* **Task to carry out**
Please output the lines shown below exactly as they appear.

[[ Data supplied, beginning ]]

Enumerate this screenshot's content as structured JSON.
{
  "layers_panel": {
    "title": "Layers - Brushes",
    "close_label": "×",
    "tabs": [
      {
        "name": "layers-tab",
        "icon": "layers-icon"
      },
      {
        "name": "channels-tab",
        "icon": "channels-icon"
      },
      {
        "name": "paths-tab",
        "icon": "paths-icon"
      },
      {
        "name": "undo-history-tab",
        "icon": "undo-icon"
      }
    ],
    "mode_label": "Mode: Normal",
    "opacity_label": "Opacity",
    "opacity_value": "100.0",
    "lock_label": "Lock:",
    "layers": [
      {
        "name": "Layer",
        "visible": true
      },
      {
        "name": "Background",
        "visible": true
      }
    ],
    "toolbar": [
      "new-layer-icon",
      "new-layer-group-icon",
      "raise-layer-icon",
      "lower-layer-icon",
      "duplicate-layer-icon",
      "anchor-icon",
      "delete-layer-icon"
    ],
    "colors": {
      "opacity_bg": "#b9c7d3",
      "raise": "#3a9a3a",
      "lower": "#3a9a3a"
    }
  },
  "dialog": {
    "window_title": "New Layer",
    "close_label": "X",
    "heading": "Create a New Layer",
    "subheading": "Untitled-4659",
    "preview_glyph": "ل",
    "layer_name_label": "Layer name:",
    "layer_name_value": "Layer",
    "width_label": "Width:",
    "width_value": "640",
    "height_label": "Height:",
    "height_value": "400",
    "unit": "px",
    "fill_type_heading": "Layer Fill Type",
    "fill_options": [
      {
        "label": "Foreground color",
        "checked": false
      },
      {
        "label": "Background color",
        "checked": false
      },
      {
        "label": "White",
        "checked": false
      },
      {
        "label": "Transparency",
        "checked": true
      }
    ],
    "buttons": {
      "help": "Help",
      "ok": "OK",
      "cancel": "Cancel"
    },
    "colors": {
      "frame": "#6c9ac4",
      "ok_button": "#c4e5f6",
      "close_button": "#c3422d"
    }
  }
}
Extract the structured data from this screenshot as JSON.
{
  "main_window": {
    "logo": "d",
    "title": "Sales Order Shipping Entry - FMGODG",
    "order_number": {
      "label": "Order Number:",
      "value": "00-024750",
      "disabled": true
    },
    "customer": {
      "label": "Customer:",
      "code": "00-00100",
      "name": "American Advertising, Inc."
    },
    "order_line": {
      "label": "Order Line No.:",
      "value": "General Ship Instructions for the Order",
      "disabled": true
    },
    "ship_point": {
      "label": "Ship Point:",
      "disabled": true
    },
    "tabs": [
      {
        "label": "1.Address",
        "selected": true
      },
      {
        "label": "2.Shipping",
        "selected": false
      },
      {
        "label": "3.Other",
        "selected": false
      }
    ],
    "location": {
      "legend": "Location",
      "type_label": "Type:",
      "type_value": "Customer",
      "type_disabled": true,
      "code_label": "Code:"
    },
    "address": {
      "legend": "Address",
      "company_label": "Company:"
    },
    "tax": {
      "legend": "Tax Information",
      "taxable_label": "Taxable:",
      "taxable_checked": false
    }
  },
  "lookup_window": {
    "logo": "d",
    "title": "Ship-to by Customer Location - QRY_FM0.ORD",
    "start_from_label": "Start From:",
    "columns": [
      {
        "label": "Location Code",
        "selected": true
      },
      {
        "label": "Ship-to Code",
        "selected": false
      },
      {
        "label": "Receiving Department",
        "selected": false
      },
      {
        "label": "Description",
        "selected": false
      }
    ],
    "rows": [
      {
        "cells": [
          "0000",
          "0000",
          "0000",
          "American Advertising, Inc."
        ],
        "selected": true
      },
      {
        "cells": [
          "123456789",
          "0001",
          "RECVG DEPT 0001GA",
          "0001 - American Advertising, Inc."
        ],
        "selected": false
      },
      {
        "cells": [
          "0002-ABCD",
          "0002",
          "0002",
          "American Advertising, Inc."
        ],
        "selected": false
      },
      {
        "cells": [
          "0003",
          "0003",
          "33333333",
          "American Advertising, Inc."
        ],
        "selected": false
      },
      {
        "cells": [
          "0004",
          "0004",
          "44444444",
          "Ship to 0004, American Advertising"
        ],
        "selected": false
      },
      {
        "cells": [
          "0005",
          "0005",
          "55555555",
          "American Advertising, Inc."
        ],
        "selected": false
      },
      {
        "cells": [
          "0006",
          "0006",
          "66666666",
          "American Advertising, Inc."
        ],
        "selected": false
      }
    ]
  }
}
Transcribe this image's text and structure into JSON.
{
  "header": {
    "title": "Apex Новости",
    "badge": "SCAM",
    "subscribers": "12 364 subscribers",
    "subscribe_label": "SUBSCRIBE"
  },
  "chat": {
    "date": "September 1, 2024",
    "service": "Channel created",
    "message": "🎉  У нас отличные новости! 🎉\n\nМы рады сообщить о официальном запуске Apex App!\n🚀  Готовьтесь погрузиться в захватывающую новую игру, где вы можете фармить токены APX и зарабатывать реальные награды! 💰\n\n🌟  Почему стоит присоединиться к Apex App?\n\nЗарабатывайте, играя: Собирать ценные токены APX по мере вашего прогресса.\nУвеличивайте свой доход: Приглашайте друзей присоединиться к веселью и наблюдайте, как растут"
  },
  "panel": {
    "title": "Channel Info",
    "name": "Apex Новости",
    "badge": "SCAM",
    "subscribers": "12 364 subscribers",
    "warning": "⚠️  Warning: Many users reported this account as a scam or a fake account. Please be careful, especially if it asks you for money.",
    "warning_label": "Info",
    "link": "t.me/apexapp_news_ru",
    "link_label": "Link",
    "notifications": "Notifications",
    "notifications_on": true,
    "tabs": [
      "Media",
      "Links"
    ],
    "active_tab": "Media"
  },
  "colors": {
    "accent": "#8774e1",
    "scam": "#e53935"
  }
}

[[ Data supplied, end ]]

* **Result for this task**
Enumerate this screenshot's content as structured JSON.
{
  "layers_panel": {
    "title": "Layers - Brushes",
    "close_label": "×",
    "tabs": [
      {
        "name": "layers-tab",
        "icon": "layers-icon"
      },
      {
        "name": "channels-tab",
        "icon": "channels-icon"
      },
      {
        "name": "paths-tab",
        "icon": "paths-icon"
      },
      {
        "name": "undo-history-tab",
        "icon": "undo-icon"
      }
    ],
    "mode_label": "Mode: Normal",
    "opacity_label": "Opacity",
    "opacity_value": "100.0",
    "lock_label": "Lock:",
    "layers": [
      {
        "name": "Layer",
        "visible": true
      },
      {
        "name": "Background",
        "visible": true
      }
    ],
    "toolbar": [
      "new-layer-icon",
      "new-layer-group-icon",
      "raise-layer-icon",
      "lower-layer-icon",
      "duplicate-layer-icon",
      "anchor-icon",
      "delete-layer-icon"
    ],
    "colors": {
      "opacity_bg": "#b9c7d3",
      "raise": "#3a9a3a",
      "lower": "#3a9a3a"
    }
  },
  "dialog": {
    "window_title": "New Layer",
    "close_label": "X",
    "heading": "Create a New Layer",
    "subheading": "Untitled-4659",
    "preview_glyph": "ل",
    "layer_name_label": "Layer name:",
    "layer_name_value": "Layer",
    "width_label": "Width:",
    "width_value": "640",
    "height_label": "Height:",
    "height_value": "400",
    "unit": "px",
    "fill_type_heading": "Layer Fill Type",
    "fill_options": [
      {
        "label": "Foreground color",
        "checked": false
      },
      {
        "label": "Background color",
        "checked": false
      },
      {
        "label": "White",
        "checked": false
      },
      {
        "label": "Transparency",
        "checked": true
      }
    ],
    "buttons": {
      "help": "Help",
      "ok": "OK",
      "cancel": "Cancel"
    },
    "colors": {
      "frame": "#6c9ac4",
      "ok_button": "#c4e5f6",
      "close_button": "#c3422d"
    }
  }
}
Extract the structured data from this screenshot as JSON.
{
  "main_window": {
    "logo": "d",
    "title": "Sales Order Shipping Entry - FMGODG",
    "order_number": {
      "label": "Order Number:",
      "value": "00-024750",
      "disabled": true
    },
    "customer": {
      "label": "Customer:",
      "code": "00-00100",
      "name": "American Advertising, Inc."
    },
    "order_line": {
      "label": "Order Line No.:",
      "value": "General Ship Instructions for the Order",
      "disabled": true
    },
    "ship_point": {
      "label": "Ship Point:",
      "disabled": true
    },
    "tabs": [
      {
        "label": "1.Address",
        "selected": true
      },
      {
        "label": "2.Shipping",
        "selected": false
      },
      {
        "label": "3.Other",
        "selected": false
      }
    ],
    "location": {
      "legend": "Location",
      "type_label": "Type:",
      "type_value": "Customer",
      "type_disabled": true,
      "code_label": "Code:"
    },
    "address": {
      "legend": "Address",
      "company_label": "Company:"
    },
    "tax": {
      "legend": "Tax Information",
      "taxable_label": "Taxable:",
      "taxable_checked": false
    }
  },
  "lookup_window": {
    "logo": "d",
    "title": "Ship-to by Customer Location - QRY_FM0.ORD",
    "start_from_label": "Start From:",
    "columns": [
      {
        "label": "Location Code",
        "selected": true
      },
      {
        "label": "Ship-to Code",
        "selected": false
      },
      {
        "label": "Receiving Department",
        "selected": false
      },
      {
        "label": "Description",
        "selected": false
      }
    ],
    "rows": [
      {
        "cells": [
          "0000",
          "0000",
          "0000",
          "American Advertising, Inc."
        ],
        "selected": true
      },
      {
        "cells": [
          "123456789",
          "0001",
          "RECVG DEPT 0001GA",
          "0001 - American Advertising, Inc."
        ],
        "selected": false
      },
      {
        "cells": [
          "0002-ABCD",
          "0002",
          "0002",
          "American Advertising, Inc."
        ],
        "selected": false
      },
      {
        "cells": [
          "0003",
          "0003",
          "33333333",
          "American Advertising, Inc."
        ],
        "selected": false
      },
      {
        "cells": [
          "0004",
          "0004",
          "44444444",
          "Ship to 0004, American Advertising"
        ],
        "selected": false
      },
      {
        "cells": [
          "0005",
          "0005",
          "55555555",
          "American Advertising, Inc."
        ],
        "selected": false
      },
      {
        "cells": [
          "0006",
          "0006",
          "66666666",
          "American Advertising, Inc."
        ],
        "selected": false
      }
    ]
  }
}
Transcribe this image's text and structure into JSON.
{
  "header": {
    "title": "Apex Новости",
    "badge": "SCAM",
    "subscribers": "12 364 subscribers",
    "subscribe_label": "SUBSCRIBE"
  },
  "chat": {
    "date": "September 1, 2024",
    "service": "Channel created",
    "message": "🎉  У нас отличные новости! 🎉\n\nМы рады сообщить о официальном запуске Apex App!\n🚀  Готовьтесь погрузиться в захватывающую новую игру, где вы можете фармить токены APX и зарабатывать реальные награды! 💰\n\n🌟  Почему стоит присоединиться к Apex App?\n\nЗарабатывайте, играя: Собирать ценные токены APX по мере вашего прогресса.\nУвеличивайте свой доход: Приглашайте друзей присоединиться к веселью и наблюдайте, как растут"
  },
  "panel": {
    "title": "Channel Info",
    "name": "Apex Новости",
    "badge": "SCAM",
    "subscribers": "12 364 subscribers",
    "warning": "⚠️  Warning: Many users reported this account as a scam or a fake account. Please be careful, especially if it asks you for money.",
    "warning_label": "Info",
    "link": "t.me/apexapp_news_ru",
    "link_label": "Link",
    "notifications": "Notifications",
    "notifications_on": true,
    "tabs": [
      "Media",
      "Links"
    ],
    "active_tab": "Media"
  },
  "colors": {
    "accent": "#8774e1",
    "scam": "#e53935"
  }
}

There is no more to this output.